- **Data for the task**
*** Begin section ***

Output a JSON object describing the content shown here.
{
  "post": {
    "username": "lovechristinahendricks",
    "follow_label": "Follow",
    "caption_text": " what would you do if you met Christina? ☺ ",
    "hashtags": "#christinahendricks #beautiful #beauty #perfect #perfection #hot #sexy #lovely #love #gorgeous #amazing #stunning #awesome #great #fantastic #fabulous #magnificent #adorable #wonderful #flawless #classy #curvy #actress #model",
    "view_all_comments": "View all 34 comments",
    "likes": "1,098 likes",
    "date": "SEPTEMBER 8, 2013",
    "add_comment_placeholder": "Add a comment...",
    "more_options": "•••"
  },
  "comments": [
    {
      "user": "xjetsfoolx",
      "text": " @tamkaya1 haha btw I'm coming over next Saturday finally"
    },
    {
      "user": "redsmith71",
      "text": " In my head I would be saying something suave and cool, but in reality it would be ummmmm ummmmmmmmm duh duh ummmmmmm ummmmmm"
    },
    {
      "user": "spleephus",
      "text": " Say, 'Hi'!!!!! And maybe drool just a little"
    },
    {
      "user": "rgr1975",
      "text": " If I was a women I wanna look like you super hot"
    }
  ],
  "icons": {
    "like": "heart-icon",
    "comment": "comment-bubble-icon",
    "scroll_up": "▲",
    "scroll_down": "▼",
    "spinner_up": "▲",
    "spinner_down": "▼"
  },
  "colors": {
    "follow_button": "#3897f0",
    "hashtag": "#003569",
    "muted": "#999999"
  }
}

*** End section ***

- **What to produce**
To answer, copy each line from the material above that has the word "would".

- **Response area**
    "caption_text": " what would you do if you met Christina? ☺ ",
      "text": " In my head I would be saying something suave and cool, but in reality it would be ummmmm ummmmmmmmm duh duh ummmmmmm ummmmmm"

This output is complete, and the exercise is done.